But the salient point isn’t just the way Jobs used his greatest failure to regroup before rejoining Apple and making it the dominant electronics company in the world. It’s the way Jobs constantly risked failure in pursuing his vision.

People laughed at the iMac, at the thought that adding pretty translucent colors to an underpowered desktop computer running a second-rate operating system would save Apple from obscurity. Others laughed at the iPod, which has come to so dominate its industry that no one remembers the Zune. Steve Ballmer of Microsoft mocked the $500 price tag of the iPhone when it was launched and predicted its failure. And the iPad has the entire computer industry running to try and catch up. Of course, few of us remember the Newton.

But with each of these bold gambits, Jobs risked not just the mocking of his peers, but the future company he built. Without Jobs’s taking risks without fear of failure, Apple might have remained a second-rate computer company and we might be stuck with crappy cell phones and useless PDAs.

Last year, Senator Renee Unterman championed a bill designed to address the sexual exploitation of minors by, among other things, “decriminalizing” underage prostitution. She found only a single co-signer and was bashed by some of the same conservatives she had worked with for years. She fought on, and earlier this year, Governor Deal signed into law a strong anti-sex trafficking statute that passed with the support of Attorney General Sam Olens, and majorities of both houses’ GOP caucus. How many other legislators can you name who have risked as much politically?

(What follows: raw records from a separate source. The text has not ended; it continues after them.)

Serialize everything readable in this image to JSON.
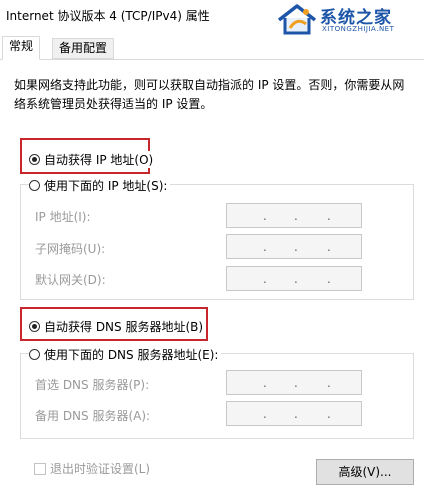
{
  "window": {
    "title": "Internet 协议版本 4 (TCP/IPv4) 属性"
  },
  "watermark": {
    "name": "系统之家",
    "url": "XITONGZHIJIA.NET"
  },
  "tabs": [
    {
      "label": "常规",
      "active": true
    },
    {
      "label": "备用配置",
      "active": false
    }
  ],
  "description": "如果网络支持此功能，则可以获取自动指派的 IP 设置。否则，你需要从网络系统管理员处获得适当的 IP 设置。",
  "ip": {
    "auto_label": "自动获得 IP 地址(O)",
    "auto_checked": true,
    "manual_label": "使用下面的 IP 地址(S):",
    "manual_checked": false,
    "fields": [
      {
        "label": "IP 地址(I):",
        "value": ". . ."
      },
      {
        "label": "子网掩码(U):",
        "value": ". . ."
      },
      {
        "label": "默认网关(D):",
        "value": ". . ."
      }
    ]
  },
  "dns": {
    "auto_label": "自动获得 DNS 服务器地址(B)",
    "auto_checked": true,
    "manual_label": "使用下面的 DNS 服务器地址(E):",
    "manual_checked": false,
    "fields": [
      {
        "label": "首选 DNS 服务器(P):",
        "value": ". . ."
      },
      {
        "label": "备用 DNS 服务器(A):",
        "value": ". . ."
      }
    ]
  },
  "validate_on_exit": {
    "label": "退出时验证设置(L)",
    "checked": false,
    "enabled": false
  },
  "advanced_button": "高级(V)...",
  "colors": {
    "highlight_box": "#c8262d",
    "brand": "#1d56a8"
  }
}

Teamwork depends on trust, the best ideas have to win

“Teamwork is dependent on trusting the other folks to come through with their part without watching them all the time…. You have to be run by ideas not by hierarchy, the best ideas have to win, otherwise people don’t stay.”

This seems to be a lesson that some of us, as Republicans, have forgotten as we have attained the political power in Georgia that we long craved. Great ideas like Zero-Based Budgeting have gotten bogged down in intramural conflicts. We’ve forgotten that it’s better to be a pirate than to join the navy. Fortunately, we’ve seen Secretary of State Brian KempAgriculture Commissioner Gary Black and Labor Commissioner Mark Butler implement Zero-Based Budgeting within their agencies.

Internal caucus politics and intra-house rivalries can be good when harnessed to ensure that every member is doing the most they can to move the ball forward, but when the fighting is over the emoluments of hierarchy rather than seeking the best for our citizens, it is wasted effort at best, counterproductive at worst.

I can’t help but believe that we’re leaving improvements to the way our state government functions by not looking to the example of Steve Jobs in some aspects of the way we do the peoples’ business. Here’s hoping that in our mourning over the business world’s loss, we don’t also lose these valuable lessons.


Share

7 comments

  1. saltycracker says:

    Jobs had vision and intellect to build it and the people came.
    Apples money was at risk, not the people’s.

    Tsplost’s vision is Marta which is about running empty buses and low fare expensive rail that focuses (primarily) on moving folks who can’t afford cars.

Comments are closed.